MRO Magazine

Filtration products firm gets Top Workplace recognition and lists five ways to succeed

Goodlettsville, TN – Des Case Corporation, a manufacturer of specialty filtration products that improve process equipment reliability and extend lubricant life, has been named a Tennessean Top Workplace in an annual competition that identifies companies with the most desirable workplaces.

A national program orchestrated by 30 regional daily newspapers across the United States and employee survey firm Workplace Dynamics, the competition surveys the employees of all participating companies with more than 35 regional employees and grades their company based on workforce attributes that include leadership, communications, career opportunities, working environment, managerial skills, pay and benefits and profiles the company’s organizational health. Des-Case ranked 20th in the small company category in Middle Tennessee.

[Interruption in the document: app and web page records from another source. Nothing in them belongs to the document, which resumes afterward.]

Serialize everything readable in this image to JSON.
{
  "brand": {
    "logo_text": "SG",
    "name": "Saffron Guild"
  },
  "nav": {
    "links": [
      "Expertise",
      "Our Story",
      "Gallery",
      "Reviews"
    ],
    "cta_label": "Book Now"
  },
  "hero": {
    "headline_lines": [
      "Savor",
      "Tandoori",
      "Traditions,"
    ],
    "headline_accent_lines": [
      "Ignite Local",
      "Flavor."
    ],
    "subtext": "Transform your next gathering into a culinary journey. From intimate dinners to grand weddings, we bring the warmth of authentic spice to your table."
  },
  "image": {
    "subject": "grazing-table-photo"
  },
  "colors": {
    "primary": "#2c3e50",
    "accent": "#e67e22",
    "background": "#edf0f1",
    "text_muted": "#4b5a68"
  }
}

“This is a very satisfying honour that speaks equally of the strength of both our workplace and workforce,” said Brian Gleason, president and CEO of Des-Case. “When employees enjoy where they work and feel they have the freedom to accomplish great things, not only do you retain them longer, but employees produce better products and deliver support services that truly make a difference in customer retention. We believe our focus on these attributes is just as critical to our success as what we spend in technology and R&D. It’s a key reason why we’ve continued to grow.”

As a result of the recognition from the competition, Gleason developed a list of five ways to build a workplace where employees love to work


1) Show them the vision and give them the freedom to help attain it. Help employees see the end goal so the day-to-day efforts make sense. Then stand back so they can take detailed steps to help get you there.

2) Be open and transparent. If you’re not open with employees, how can they perform? People can’t read minds. Give them all the information you can so they better understand the entire picture.

3) Help employees see their impact. Knowing they can actively affect the company’s bottom line will always spur employees towards achieving big hairy audacious goals. Set clear metrics and hold everyone accountable to reaching them.

4) Train them up. When employees know what to do and how to do it, they’ll become valuable parts of the team. Leave them guessing about the broad steps to take and only a few will perform as well as they can … or as much as you would hope.

5) Be human. Employees want to work and win for a boss who treats them like family. Yes, families can sometimes be demanding, but people respond better when a human heart is involved.